MADRID, March 25 (Reuters) - A Madrid court has thrown out a lawsuit brought by Spanish power company Iberdrola against state-controlled lender Bankia over its ill-fated 2011 stock market listing, according to a ruling seen by Reuters.
The case was key for Bankia, as a successful complaint could have encouraged more companies and institutional investors to seek compensation after they lost money in the initial public offering (IPO).
So far the bank, which had to be bailed out less than a year after going public, has only offered compensation to retail investors who purchased shares in the IPO, after many complained they were misled into buying the stock.

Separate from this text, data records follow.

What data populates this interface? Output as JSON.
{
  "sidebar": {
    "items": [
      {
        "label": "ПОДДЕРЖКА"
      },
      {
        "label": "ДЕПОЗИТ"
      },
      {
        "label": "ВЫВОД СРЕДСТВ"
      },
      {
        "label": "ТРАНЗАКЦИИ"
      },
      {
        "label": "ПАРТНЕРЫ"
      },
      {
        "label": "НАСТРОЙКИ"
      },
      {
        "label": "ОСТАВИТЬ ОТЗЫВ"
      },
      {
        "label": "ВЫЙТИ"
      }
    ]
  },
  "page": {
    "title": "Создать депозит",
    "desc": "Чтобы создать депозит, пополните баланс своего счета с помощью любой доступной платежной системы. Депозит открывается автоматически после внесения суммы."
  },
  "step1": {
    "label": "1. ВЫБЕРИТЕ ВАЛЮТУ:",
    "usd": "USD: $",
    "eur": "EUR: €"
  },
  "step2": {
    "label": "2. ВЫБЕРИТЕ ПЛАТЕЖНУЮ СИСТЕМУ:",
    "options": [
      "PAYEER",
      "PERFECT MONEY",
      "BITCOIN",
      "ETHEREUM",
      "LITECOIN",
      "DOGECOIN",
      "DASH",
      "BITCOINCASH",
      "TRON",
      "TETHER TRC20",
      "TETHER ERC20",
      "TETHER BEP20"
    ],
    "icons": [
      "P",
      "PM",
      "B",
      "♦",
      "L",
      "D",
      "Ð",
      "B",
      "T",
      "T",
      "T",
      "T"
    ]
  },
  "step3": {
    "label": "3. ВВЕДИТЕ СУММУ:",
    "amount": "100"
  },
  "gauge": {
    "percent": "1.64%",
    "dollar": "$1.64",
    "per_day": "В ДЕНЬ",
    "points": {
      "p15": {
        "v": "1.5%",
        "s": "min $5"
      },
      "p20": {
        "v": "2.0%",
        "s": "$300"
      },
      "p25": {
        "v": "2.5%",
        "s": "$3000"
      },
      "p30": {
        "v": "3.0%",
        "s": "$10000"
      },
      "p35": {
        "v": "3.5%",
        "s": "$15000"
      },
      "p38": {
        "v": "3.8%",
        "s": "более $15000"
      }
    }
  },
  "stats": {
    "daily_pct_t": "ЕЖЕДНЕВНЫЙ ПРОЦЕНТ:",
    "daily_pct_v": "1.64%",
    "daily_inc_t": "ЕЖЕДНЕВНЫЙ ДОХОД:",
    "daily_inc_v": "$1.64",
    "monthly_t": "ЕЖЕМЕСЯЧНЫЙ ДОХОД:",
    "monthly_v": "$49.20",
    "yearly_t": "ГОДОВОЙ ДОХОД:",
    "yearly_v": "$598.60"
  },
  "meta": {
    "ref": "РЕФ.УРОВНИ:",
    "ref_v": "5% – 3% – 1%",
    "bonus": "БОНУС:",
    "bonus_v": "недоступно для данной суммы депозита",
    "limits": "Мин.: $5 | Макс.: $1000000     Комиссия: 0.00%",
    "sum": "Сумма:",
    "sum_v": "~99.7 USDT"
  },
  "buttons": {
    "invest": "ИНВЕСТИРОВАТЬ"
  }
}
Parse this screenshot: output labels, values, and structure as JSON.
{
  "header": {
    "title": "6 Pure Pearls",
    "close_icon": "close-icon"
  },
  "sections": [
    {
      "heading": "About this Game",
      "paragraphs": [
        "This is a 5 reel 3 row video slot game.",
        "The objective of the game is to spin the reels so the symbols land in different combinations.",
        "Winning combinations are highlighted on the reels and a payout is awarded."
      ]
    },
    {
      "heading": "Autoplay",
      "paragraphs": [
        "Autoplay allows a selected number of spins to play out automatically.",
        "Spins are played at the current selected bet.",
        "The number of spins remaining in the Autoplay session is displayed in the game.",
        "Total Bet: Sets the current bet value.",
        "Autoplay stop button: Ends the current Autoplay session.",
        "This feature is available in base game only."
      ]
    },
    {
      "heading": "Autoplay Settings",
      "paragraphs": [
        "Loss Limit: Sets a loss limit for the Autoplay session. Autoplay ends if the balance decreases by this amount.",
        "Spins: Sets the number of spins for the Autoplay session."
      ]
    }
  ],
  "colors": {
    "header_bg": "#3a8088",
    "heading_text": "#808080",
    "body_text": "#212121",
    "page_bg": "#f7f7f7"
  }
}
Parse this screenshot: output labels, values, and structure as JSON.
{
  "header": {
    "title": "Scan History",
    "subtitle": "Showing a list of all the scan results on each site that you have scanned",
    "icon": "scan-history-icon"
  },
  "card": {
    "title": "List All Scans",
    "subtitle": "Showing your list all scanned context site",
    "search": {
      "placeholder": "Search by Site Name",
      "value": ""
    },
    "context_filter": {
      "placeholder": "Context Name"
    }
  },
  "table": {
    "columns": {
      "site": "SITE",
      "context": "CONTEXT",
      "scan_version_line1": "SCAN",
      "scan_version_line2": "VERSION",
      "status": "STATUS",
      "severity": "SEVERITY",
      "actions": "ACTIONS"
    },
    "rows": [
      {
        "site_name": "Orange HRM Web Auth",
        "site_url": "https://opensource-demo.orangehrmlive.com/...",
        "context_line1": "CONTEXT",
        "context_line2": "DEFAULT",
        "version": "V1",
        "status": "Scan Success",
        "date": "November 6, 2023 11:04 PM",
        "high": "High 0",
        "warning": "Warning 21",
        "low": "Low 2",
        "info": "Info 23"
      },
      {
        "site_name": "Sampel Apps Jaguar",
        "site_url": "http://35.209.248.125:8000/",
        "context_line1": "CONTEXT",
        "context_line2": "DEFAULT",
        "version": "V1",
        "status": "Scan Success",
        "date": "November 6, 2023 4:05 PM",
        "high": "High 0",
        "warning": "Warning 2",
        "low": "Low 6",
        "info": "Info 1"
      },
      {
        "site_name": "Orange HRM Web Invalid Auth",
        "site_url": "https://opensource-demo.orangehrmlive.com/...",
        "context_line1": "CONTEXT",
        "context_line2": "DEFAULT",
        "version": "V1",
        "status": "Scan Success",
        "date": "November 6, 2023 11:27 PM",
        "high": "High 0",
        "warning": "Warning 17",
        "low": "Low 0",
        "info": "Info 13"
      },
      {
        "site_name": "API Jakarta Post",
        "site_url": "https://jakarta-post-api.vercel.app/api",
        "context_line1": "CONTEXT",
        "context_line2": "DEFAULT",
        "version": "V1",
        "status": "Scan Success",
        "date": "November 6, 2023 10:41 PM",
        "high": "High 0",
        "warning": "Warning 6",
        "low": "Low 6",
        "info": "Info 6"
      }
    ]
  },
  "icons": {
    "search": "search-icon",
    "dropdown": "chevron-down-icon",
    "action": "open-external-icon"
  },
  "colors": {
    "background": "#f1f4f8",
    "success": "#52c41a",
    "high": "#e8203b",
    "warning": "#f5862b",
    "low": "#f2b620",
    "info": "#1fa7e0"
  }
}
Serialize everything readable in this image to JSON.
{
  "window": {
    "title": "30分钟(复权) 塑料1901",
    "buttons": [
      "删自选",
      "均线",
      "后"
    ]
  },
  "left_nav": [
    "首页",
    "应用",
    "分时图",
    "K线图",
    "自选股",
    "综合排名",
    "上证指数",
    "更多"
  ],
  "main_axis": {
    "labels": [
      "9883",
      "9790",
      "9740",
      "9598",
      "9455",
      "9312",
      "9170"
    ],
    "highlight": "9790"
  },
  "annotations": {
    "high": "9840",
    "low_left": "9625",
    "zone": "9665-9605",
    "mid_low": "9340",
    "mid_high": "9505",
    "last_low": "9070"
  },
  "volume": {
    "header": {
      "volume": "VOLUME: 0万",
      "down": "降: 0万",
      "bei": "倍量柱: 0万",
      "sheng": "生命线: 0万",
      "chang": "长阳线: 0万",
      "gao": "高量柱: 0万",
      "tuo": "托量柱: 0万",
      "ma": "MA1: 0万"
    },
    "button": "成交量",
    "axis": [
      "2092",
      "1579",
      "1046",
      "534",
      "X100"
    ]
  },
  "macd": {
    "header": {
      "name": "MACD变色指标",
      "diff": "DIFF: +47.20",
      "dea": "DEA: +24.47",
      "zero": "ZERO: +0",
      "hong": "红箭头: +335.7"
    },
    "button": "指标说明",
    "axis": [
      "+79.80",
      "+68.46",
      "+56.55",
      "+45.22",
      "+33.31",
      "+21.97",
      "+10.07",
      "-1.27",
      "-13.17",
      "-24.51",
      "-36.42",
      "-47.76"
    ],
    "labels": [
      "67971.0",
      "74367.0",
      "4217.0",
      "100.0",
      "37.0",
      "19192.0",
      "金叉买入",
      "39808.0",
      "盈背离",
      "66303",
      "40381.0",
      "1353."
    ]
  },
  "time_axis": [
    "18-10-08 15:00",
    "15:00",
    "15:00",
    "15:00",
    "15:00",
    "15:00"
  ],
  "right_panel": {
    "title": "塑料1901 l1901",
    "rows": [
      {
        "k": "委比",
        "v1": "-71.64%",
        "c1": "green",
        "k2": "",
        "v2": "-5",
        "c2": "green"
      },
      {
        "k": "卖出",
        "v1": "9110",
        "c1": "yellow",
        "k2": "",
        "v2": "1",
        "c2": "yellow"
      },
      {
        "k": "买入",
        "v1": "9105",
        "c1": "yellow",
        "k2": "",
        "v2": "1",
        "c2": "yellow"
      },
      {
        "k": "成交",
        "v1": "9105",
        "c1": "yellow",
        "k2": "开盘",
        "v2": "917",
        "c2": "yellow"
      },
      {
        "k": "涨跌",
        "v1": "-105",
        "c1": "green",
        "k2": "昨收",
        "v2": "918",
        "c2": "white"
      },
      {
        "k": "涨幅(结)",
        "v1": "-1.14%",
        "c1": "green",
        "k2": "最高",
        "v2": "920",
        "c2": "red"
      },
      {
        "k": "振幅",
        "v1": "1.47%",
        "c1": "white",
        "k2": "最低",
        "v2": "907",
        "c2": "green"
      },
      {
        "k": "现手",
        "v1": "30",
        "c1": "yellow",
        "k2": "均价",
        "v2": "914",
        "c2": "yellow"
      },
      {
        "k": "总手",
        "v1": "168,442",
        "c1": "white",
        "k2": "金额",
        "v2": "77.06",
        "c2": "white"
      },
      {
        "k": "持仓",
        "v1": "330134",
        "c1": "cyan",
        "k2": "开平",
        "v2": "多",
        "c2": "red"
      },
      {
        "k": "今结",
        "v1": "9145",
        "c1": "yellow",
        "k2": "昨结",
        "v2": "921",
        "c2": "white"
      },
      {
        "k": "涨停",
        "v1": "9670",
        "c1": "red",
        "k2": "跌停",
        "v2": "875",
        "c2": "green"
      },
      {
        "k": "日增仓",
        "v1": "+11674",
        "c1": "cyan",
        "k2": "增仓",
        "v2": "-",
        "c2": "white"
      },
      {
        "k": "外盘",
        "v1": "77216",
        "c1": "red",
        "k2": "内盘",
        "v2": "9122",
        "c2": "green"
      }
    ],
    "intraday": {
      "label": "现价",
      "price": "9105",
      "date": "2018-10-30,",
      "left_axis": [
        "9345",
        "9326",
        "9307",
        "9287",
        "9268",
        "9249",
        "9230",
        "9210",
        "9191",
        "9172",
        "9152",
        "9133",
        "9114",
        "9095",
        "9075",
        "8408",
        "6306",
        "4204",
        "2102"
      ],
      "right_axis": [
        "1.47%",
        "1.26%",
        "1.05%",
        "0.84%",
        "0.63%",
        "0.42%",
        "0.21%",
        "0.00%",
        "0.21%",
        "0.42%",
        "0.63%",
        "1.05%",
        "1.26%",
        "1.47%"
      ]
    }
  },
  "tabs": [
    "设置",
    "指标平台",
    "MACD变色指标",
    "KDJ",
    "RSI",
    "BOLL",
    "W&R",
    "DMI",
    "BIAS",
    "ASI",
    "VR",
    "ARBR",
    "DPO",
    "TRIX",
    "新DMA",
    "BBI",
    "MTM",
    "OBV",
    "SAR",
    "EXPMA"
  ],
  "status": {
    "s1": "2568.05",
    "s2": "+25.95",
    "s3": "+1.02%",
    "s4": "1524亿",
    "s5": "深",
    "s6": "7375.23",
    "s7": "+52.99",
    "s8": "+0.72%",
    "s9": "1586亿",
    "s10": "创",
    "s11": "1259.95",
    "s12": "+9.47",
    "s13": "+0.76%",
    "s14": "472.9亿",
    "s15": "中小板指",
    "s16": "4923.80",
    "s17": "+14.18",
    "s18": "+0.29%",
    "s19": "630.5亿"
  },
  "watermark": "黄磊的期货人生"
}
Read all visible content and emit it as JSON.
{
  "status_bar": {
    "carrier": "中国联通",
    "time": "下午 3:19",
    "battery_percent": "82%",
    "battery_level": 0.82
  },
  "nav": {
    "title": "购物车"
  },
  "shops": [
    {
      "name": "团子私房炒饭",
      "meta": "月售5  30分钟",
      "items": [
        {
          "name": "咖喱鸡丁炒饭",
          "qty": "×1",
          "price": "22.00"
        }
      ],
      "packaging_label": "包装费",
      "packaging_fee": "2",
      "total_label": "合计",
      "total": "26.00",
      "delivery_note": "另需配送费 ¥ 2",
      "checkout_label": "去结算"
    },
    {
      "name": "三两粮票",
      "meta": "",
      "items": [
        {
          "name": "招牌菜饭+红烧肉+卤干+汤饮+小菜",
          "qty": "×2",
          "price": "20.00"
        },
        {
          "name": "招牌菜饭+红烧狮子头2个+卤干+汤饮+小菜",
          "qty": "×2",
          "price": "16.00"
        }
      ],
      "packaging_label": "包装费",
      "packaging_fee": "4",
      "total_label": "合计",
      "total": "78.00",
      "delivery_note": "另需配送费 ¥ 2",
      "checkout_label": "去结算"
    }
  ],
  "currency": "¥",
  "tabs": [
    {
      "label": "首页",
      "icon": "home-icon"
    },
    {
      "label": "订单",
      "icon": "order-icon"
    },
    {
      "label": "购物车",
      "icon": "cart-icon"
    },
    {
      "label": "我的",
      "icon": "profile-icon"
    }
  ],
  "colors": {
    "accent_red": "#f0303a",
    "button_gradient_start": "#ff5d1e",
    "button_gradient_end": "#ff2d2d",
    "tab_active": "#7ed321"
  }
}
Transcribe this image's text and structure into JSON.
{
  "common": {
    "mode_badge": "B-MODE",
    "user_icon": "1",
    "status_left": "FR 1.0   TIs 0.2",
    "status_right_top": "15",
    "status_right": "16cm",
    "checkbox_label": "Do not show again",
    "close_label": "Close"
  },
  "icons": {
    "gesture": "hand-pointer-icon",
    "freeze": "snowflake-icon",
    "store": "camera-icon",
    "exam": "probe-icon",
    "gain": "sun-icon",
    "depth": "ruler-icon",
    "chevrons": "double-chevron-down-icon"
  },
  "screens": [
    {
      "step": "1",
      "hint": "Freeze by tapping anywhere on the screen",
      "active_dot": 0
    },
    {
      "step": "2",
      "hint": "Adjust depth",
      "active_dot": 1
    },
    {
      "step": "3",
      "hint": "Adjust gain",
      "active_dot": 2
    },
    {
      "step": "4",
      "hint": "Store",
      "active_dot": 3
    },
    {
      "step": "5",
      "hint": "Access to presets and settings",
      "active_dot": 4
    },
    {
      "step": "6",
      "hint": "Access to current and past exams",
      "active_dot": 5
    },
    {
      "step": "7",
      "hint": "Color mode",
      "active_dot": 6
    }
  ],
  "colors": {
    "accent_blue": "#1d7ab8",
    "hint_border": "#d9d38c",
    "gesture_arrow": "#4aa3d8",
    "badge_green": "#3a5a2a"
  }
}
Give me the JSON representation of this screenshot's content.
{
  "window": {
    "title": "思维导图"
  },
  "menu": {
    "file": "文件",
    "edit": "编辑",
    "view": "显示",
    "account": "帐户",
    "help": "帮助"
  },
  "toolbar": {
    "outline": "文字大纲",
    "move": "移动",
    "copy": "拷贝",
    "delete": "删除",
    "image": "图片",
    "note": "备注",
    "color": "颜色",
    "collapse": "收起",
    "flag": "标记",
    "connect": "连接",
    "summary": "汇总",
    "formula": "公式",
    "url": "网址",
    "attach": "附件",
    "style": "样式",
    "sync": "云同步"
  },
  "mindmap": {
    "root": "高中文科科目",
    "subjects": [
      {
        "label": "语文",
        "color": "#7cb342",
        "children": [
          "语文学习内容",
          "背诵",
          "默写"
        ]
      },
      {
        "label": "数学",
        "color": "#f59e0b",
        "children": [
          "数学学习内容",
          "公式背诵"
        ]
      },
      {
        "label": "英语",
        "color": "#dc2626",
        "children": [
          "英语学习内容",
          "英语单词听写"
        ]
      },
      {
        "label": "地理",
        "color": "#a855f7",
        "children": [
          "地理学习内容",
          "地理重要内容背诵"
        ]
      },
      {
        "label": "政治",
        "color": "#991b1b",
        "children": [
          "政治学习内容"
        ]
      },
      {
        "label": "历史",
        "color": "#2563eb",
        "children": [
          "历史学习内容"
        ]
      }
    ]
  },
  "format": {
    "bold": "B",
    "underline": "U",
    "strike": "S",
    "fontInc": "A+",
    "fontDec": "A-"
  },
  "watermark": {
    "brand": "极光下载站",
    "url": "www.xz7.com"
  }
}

Hundreds of thousands of ordinary Spaniards, including many Bankia clients, bought the shares and were subsequently almost wiped out.
Iberdrola was one of several Spanish companies that also invested in the IPO. It had sought 12.4 million euros ($13.4 million) in compensation out of its 70 million euro investment, while in total institutional investors bought into the listing for more than 1.2 billion euros.
The Madrid court said in its ruling, dated March 23, that Iberdrola would have had a better understanding than retail investors of Bankia’s and Spain’s situation in 2011, when worries over a real estate crash were mounting.
“As opposed to retail investors, Iberdrola knew, for example, that demand was weak among foreign institutional investors who were worried about country risk in Spain at that point,” the ruling said.
A source at Iberdrola said the company was likely to appeal the ruling.
Bankia’s IPO is separately still being investigated by Spain’s High Court, which is trying to establish who knew what about the state of the bank when it was listed.
Former Bank of Spain governor Miguel Angel Fernandez Ordonez was called to testify in the long-running probe earlier in March. He denied responsibility for the failure of the listing and said he was unaware of warnings from his inspectors.
$1 = 0.9262 euros Reporting by Sarah White and Jose Elias Rodriguez; Editing by Mark Potter